Thursday, November 19, 2015 at 2 PM EST (1 PM CST)
Response of insectivore pollinators, plant diversity, and fuel loads to a large-scale barren and northern dry forest restoration project in northeastern Wisconsin.
Principal Investigators: Deahn Donner*, Brian Sturtevant, Christel Kern (USDA Forest Service Northern Research Station)
Collaborators: John Lampeurer, Scott Anderson, Jay Saunders, Scott Linn, Tym Sauter, Mark Gilley (USDA Forest Service Chequamegon-Nicolet National Forest), Heather Jensen (USDA Forest Service Northern Research Station)
Student Interns: Kaitlin Lacek (Drake University) and Vincent Schmitz (University of Wisconsin-Madison). *Institute for Applied Ecosystem Studies, USFS Northern Research Station, 5985 Highway K, Rhinelander, WI; firstname.lastname@example.org; 715-362-1146
Fire suppression combined with succession has drastically reduced open barren and savannah systems in northern Wisconsin. These fire-prone systems are now rare and exist primarily as remnant patches. In 2014, the Chequamegon-Nicolet National Forest (CNNF) began a landscape-scale effort to restore Pine Barrens and Northern Dry Forest ecosystem attributes and reduce the risk of catastrophic wildfire within the Northeast Sands Ecological Landscape. USDA Forest Service Northern Research Station scientists partnered with the CNNF to investigate the process of restoration as it affects vegetation, pollinators, fuels, and fire risk within fire-dependent ecosystems.
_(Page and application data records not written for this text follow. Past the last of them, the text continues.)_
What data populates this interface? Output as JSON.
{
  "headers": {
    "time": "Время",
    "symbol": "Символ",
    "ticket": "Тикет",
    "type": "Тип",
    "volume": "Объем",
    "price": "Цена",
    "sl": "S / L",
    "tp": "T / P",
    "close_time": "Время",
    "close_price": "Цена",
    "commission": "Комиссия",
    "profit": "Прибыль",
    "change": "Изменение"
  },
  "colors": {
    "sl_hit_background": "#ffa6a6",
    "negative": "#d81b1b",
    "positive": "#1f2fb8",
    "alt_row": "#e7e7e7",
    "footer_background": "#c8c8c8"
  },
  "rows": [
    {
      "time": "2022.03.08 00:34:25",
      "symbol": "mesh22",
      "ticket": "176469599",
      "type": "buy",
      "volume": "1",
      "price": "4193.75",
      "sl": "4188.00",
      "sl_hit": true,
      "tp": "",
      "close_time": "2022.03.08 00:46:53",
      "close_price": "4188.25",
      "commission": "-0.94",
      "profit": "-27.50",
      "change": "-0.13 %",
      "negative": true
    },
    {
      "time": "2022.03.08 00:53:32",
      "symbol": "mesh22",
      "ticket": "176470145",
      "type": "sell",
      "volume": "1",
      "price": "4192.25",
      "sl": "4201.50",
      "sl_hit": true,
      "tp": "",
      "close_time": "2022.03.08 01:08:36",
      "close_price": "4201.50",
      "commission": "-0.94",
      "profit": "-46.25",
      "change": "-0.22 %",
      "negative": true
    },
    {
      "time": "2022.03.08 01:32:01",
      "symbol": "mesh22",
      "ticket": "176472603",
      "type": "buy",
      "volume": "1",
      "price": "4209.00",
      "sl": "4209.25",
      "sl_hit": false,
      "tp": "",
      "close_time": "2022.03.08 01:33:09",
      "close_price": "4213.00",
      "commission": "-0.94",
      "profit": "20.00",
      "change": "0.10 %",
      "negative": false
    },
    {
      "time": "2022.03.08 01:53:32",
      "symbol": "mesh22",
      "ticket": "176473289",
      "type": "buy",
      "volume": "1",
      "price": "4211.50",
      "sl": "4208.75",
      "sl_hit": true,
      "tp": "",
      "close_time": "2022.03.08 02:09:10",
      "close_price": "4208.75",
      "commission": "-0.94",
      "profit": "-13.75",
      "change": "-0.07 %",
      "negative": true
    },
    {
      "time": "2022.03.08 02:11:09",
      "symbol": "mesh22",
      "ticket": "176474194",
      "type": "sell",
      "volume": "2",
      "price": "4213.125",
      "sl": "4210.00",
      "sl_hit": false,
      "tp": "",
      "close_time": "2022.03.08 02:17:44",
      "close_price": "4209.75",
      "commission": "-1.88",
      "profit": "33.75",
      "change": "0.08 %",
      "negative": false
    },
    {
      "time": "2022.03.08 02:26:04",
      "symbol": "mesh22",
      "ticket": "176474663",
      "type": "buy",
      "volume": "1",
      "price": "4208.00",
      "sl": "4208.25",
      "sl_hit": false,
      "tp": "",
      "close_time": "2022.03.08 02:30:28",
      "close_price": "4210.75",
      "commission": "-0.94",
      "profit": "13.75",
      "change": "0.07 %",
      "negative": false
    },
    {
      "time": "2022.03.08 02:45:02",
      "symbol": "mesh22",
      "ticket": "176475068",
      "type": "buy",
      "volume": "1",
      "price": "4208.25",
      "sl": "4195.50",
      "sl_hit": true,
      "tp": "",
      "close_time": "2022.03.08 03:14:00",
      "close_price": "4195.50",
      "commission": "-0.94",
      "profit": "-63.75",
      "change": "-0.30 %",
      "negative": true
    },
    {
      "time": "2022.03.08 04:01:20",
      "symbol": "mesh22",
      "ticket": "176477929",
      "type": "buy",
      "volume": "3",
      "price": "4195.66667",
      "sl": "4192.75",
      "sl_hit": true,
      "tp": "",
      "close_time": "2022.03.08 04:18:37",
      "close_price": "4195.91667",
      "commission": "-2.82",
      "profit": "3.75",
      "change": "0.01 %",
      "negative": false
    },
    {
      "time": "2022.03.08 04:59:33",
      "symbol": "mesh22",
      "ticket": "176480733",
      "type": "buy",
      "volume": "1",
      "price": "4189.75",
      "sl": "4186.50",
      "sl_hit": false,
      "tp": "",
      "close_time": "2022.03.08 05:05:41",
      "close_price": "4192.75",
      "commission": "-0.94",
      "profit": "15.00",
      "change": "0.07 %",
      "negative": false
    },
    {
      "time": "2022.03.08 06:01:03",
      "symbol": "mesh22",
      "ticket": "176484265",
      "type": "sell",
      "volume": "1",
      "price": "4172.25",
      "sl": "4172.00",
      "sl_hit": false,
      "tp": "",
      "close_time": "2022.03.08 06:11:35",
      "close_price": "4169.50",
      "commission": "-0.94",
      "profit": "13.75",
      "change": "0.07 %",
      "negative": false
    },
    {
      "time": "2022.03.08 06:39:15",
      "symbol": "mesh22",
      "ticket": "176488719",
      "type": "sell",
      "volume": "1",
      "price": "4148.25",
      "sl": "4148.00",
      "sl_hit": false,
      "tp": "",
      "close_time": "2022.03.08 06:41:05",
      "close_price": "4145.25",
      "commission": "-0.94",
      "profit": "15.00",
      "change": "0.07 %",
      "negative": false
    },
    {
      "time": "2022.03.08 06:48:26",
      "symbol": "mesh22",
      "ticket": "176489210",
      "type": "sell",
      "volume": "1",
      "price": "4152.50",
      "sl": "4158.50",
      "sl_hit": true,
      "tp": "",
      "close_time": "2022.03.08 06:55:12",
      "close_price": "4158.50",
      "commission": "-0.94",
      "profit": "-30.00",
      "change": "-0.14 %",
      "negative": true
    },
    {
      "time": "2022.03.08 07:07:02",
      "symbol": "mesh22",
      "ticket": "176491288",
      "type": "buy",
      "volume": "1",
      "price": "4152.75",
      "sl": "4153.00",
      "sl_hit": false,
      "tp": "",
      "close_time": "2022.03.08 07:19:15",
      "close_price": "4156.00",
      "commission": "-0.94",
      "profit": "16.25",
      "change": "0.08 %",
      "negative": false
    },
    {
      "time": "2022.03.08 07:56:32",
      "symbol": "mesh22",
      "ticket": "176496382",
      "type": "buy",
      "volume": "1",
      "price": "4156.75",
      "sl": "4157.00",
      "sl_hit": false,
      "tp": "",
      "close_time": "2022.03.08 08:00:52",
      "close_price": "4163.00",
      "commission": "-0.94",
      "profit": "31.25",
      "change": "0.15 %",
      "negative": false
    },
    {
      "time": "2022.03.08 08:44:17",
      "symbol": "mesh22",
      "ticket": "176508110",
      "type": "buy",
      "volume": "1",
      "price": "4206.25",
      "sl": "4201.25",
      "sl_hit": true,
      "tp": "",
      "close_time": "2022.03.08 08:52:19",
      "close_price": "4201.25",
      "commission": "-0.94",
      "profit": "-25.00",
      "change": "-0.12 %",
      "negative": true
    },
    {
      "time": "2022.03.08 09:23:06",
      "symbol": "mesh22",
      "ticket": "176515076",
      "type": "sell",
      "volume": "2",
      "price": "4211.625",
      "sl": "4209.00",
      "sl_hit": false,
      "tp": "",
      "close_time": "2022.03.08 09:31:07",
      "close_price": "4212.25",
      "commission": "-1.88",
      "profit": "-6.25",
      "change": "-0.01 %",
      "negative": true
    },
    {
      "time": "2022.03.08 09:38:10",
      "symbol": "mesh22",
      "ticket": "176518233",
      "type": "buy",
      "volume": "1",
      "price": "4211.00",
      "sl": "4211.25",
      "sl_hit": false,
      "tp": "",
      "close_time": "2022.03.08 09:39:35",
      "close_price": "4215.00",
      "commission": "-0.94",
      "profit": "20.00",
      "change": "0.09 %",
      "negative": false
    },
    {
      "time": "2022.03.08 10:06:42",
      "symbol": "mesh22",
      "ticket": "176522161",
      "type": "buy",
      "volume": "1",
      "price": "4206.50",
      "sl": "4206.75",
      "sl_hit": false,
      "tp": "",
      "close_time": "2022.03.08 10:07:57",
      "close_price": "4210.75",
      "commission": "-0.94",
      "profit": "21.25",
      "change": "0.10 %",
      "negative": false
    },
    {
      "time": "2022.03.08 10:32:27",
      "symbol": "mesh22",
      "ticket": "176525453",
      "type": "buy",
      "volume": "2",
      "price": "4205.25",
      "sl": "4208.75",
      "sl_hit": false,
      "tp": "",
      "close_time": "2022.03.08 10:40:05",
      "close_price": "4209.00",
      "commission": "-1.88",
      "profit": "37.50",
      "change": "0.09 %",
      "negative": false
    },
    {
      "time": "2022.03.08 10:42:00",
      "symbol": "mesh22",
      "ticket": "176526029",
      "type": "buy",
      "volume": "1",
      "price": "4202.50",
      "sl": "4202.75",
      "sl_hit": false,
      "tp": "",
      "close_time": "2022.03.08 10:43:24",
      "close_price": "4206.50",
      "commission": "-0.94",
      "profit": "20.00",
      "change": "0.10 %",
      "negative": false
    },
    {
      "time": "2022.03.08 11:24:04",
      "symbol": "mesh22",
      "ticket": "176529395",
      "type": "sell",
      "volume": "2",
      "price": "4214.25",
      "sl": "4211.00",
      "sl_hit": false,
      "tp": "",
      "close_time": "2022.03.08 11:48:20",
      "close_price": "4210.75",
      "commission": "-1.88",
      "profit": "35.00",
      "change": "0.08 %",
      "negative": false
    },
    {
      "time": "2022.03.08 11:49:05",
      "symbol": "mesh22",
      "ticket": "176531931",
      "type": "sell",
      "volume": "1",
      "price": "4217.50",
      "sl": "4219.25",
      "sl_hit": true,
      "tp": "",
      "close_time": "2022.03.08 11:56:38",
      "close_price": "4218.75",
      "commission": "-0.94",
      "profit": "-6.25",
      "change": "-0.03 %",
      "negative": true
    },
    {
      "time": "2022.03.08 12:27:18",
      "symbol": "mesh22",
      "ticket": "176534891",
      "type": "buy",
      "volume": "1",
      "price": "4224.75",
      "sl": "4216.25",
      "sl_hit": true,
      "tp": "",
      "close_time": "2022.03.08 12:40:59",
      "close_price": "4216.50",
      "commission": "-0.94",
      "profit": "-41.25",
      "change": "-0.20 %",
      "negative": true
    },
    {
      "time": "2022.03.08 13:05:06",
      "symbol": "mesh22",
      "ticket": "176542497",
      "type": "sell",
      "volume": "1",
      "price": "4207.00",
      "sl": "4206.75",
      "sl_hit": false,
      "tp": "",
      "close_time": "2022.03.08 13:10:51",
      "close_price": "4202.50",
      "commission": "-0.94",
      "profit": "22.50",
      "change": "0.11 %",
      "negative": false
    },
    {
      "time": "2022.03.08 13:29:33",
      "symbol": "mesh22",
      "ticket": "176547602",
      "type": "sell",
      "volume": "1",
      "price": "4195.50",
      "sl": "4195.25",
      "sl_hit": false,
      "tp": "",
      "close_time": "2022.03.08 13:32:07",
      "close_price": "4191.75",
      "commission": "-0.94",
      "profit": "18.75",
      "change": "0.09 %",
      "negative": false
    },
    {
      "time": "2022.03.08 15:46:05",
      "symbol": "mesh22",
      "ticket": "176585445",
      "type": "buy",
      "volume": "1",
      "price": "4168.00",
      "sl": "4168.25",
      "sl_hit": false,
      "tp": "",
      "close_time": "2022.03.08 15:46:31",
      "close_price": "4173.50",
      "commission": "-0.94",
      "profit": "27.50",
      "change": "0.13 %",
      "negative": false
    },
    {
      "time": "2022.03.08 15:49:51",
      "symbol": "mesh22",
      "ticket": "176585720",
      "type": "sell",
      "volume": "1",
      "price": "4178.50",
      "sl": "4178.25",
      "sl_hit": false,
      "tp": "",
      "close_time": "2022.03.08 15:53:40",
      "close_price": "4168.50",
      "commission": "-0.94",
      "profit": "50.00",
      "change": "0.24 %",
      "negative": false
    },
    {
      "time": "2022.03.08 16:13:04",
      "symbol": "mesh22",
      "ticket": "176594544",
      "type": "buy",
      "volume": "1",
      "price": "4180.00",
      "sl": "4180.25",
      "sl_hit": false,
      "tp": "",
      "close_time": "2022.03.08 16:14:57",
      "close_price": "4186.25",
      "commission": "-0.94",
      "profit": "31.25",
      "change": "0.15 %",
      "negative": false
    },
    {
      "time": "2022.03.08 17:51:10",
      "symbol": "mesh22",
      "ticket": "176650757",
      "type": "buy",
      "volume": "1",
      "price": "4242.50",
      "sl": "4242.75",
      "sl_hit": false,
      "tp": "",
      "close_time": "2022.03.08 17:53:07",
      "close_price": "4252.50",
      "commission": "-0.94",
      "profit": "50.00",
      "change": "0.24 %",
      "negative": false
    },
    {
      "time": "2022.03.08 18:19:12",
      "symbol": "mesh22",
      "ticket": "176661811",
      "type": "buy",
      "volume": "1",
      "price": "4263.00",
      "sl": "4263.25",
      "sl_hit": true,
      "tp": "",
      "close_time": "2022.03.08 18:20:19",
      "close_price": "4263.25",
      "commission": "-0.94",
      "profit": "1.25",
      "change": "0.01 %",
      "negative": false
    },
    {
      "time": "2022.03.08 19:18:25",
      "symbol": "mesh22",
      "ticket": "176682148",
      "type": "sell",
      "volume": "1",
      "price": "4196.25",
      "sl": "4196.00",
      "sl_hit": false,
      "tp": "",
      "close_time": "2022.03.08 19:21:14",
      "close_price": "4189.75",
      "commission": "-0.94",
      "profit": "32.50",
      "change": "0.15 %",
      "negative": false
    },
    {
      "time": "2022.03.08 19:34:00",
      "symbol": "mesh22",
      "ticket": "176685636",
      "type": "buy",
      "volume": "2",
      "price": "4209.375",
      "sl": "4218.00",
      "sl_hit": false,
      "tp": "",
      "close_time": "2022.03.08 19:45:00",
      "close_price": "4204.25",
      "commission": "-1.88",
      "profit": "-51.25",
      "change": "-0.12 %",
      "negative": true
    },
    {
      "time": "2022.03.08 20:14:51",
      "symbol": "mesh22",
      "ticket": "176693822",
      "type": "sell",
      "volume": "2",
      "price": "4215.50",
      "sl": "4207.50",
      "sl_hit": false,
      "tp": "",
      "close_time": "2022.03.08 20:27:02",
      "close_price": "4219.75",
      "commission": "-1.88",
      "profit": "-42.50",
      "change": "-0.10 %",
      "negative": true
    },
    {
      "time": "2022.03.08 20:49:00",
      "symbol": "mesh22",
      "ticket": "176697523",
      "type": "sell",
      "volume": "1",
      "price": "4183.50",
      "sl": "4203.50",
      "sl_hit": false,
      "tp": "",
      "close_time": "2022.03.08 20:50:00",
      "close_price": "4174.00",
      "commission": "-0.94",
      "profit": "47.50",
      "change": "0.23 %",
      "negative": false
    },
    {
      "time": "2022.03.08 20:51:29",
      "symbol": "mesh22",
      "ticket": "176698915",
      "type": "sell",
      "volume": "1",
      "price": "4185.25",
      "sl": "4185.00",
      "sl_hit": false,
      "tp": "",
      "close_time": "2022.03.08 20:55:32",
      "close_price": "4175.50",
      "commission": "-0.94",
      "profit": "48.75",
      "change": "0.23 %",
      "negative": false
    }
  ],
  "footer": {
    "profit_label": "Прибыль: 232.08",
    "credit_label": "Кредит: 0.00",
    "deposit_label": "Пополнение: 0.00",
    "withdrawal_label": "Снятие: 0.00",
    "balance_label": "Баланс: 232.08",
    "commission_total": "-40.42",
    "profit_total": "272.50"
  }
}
The student interns were part of a larger team of technicians that finalized pre-treatment sampling. The interns focused on pollinator and plant diversity aspects of the project as well as fuel load levels. Specifically, what is the relative influence of vegetation composition versus distance to reference barrens on the rate of butterfly species recolonization, and how does canopy openness and vegetation composition affect fuel loading that determines fire risk (e.g., spread rate, flame height, intensity)? Student interns gained experience in fire science, forest management, research process, invertebrate pollinator trapping techniques, plant identification, and the standard FIREMON sampling protocol, which is used widely by US Forest Service managers. In addition, interns gained exposure to the important functions and strengths of a science-management collaborative that is behind a large-scale applied research project.
An historical lens to investigate changes in the forest structure and fire adaptation of the Great Lakes National Parks.
Alison Paulson(1), Suzanne Sanders (2), Jessica Kirschbaum (2), Donald Waller (1)
(1) Botany Department, University of Wisconsin-Madison, Madison, WI 53706, Email: email@example.com
(2) National Park Service Great Lakes Inventory and Monitoring Network, Ashland, WI 54806
In the Great Lakes region, fire and windfall once played important roles as disturbance agents that drove ecosystem dynamics in prairies, savannas, and in many forested ecosystems. Fire suppression over the last century lengthened fire return intervals by orders of magnitude relative to those before European settlement. Coupled with this fire suppression, widespread logging and land use changes have led to significant shifts in the forests of the Great Lakes region. Between 2008 and 2014, the National Park Service Great Lakes Inventory and Monitoring program assessed vegetation across 353 plots at eight National Park units in the Great Lakes region. Here, we combined this rich data set with data from the mid-1800’s Public Land Survey to assess shifts in forest structure, species composition, and pyrophilic percentage, an index of fire-adaptation. We found that species composition changed dramatically in the National Parks since the mid-19th century, though the changes are not uniform across all parks. In general, we saw declines in white pine (Pinus strobus), hemlock (Tsuga canadensis), and oak (Quercus spp.) at many parks, along with increases in aspen (Populus spp.) and maple (Acer spp.). Across all parks, the pyrophilic percentage increased at 34% of plots and decreased at 29% plots between the two time periods. Individual parks differed greatly in these changes with declines in fire-adapted species at Mississippi National River and Recreation Area, Saint Croix National Scenic Riverway, and Apostle Islands National Lakeshore, and increases at Isle Royale National Park, Pictured Rocks National Lakeshore, and Sleeping Bear Dunes National Lakeshore. Unique combinations of factors have driven vegetation change within each national park. This historical analysis provides a context for understanding how changing disturbance regimes and land use patterns have driven past changes in the vegetation of the Great Lakes National Parks.